Bolivia reopens a highway that honors heroes of a war with Paraguay

Bolivia reopens a highway that honors heroes of a war with Paraguay

The Bolivian government reopened today the highway linking the cities of La Paz and El Alto, two of the most important in the country, a road whose reconstruction lasted two and a half years, called Heroes of the Chaco War for the conflict that faced that country with Paraguay, between 1932 and 1935.

The opening ceremony was headed by the country's president, Evo Morales, and had the particularity of gathering two marches in the middle of the road: one from the lower part and another from its highest point.

During the central act, the Minister of Public Works, Milton Claros, indicated that what initially had to be a rehabilitation "has become a total reconstruction", referring to the works carried out in the stretch of more than 10 kilometers.

The highway that joins the initial 3,600 meters of altitude of La Paz with the 4,000 of its end in El Alto, in the place called La Ceja.

The cost of road infrastructure was 42.8 million dollars financed by the Inter-American Development Bank (IDB), Claros said.

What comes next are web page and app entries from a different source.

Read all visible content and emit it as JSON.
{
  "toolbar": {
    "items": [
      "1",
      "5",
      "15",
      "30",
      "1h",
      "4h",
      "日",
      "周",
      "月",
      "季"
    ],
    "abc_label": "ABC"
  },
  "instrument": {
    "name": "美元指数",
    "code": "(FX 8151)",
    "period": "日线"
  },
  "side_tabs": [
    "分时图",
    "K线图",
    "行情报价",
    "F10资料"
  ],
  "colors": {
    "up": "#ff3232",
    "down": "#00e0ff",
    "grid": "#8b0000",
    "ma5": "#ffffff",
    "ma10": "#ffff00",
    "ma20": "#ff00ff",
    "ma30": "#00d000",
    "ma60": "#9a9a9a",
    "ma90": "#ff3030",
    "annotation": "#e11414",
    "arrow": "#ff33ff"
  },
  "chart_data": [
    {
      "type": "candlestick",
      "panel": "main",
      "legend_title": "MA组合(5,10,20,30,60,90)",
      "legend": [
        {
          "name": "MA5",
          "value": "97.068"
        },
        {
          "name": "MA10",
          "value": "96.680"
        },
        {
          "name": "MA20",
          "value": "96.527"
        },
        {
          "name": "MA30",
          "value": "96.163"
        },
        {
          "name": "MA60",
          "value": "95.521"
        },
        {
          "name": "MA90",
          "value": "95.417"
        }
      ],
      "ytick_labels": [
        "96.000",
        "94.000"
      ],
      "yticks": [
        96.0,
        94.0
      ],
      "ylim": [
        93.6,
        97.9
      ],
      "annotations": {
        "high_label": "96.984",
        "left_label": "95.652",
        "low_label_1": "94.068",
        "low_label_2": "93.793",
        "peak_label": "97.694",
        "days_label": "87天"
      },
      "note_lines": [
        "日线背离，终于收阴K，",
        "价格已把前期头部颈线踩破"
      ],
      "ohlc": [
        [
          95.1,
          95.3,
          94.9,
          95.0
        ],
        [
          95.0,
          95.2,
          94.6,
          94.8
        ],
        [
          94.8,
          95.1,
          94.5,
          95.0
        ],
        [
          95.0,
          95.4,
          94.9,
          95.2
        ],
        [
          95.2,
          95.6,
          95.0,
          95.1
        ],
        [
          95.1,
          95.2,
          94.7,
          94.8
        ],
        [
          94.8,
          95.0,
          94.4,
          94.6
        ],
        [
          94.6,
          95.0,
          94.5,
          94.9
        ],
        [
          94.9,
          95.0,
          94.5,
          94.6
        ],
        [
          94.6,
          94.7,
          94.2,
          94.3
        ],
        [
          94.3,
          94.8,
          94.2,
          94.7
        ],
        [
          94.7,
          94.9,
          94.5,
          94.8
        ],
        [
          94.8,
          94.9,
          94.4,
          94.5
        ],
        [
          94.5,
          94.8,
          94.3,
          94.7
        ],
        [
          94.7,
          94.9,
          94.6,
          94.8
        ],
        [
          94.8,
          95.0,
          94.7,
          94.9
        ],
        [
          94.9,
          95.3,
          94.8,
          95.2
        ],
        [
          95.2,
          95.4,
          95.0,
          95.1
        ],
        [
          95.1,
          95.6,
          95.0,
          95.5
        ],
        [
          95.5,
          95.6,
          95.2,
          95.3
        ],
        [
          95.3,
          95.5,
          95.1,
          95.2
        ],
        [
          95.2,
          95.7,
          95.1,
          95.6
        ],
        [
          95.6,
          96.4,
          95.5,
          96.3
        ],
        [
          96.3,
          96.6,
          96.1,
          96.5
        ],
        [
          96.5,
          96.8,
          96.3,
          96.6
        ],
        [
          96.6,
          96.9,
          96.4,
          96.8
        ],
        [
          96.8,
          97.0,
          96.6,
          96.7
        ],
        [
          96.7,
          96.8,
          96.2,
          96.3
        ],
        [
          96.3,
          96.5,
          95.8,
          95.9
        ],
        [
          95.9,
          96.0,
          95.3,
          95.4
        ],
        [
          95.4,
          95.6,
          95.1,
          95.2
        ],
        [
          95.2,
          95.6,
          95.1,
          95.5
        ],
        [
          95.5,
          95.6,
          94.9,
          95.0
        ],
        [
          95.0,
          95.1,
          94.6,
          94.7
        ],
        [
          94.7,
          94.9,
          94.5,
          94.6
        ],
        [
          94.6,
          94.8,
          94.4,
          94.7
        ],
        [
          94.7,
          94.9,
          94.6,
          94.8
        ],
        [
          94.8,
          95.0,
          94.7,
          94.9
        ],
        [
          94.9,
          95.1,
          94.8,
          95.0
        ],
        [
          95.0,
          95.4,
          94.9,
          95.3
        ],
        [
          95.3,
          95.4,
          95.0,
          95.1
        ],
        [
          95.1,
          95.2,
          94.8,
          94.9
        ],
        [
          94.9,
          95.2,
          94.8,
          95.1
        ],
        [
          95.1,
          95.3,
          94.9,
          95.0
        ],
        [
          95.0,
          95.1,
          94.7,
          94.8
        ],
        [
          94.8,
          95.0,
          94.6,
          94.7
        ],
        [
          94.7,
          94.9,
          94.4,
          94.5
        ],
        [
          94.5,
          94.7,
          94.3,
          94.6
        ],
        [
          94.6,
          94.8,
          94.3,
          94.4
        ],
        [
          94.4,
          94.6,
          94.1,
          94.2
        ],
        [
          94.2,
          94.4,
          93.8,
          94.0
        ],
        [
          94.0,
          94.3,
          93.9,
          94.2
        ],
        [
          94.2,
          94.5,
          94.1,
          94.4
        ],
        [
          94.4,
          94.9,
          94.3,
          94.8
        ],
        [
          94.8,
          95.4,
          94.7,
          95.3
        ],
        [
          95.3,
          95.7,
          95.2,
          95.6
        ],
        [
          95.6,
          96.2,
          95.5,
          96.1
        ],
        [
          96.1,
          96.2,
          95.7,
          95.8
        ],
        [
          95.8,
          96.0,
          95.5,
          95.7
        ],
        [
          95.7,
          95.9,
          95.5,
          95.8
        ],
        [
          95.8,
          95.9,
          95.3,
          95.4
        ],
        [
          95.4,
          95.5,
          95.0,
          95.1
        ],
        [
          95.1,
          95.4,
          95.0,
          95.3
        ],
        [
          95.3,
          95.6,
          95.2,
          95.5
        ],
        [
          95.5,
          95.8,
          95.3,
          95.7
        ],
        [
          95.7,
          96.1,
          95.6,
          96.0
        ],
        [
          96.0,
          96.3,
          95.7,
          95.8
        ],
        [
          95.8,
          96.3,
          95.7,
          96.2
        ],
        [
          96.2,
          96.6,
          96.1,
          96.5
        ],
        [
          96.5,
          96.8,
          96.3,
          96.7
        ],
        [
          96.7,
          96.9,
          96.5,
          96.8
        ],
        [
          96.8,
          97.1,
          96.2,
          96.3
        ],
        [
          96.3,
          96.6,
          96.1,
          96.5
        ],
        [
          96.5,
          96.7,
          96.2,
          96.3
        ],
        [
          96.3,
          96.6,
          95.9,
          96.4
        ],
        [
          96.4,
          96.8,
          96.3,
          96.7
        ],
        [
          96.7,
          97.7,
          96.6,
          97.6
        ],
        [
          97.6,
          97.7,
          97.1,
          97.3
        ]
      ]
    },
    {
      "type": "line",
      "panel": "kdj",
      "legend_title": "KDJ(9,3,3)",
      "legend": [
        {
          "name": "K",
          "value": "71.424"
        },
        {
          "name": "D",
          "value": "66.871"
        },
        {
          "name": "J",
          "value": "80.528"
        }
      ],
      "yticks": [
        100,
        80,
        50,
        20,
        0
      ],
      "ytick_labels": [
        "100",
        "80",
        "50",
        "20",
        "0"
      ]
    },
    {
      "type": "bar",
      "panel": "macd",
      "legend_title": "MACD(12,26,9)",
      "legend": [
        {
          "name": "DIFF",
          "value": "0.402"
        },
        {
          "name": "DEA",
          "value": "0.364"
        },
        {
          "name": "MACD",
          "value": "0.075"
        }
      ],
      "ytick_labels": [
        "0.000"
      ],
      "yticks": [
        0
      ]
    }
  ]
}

The minister explained that the track has a platform of rigid pavement 25 centimeters thick that makes its useful life "exceeds twenty years."

In addition, the highway has six lanes, three for each direction, a modern lighting system and several murals that show samples of Andean culture in its route.

In turn, President Morales stressed that delivering the new highway was an "enormous joy" and highlighted its symbolism since in 2003 it became a "battlefield".

That year unleashed the social protests that led to the resignation of then-president Gonzalo Sánchez de Lozada (2002-2003) and allowed a change in "economic model," said the president.

The reconstruction of the highway began in June 2016 and presented some delays to avoid its complete closure because it is the most important connection between the two cities of western Bolivia.

The works in the road structure are the first to be carried out in its entirety after its construction in the 1970s, driven by the dictator Hugo Banzer Suárez.


Source link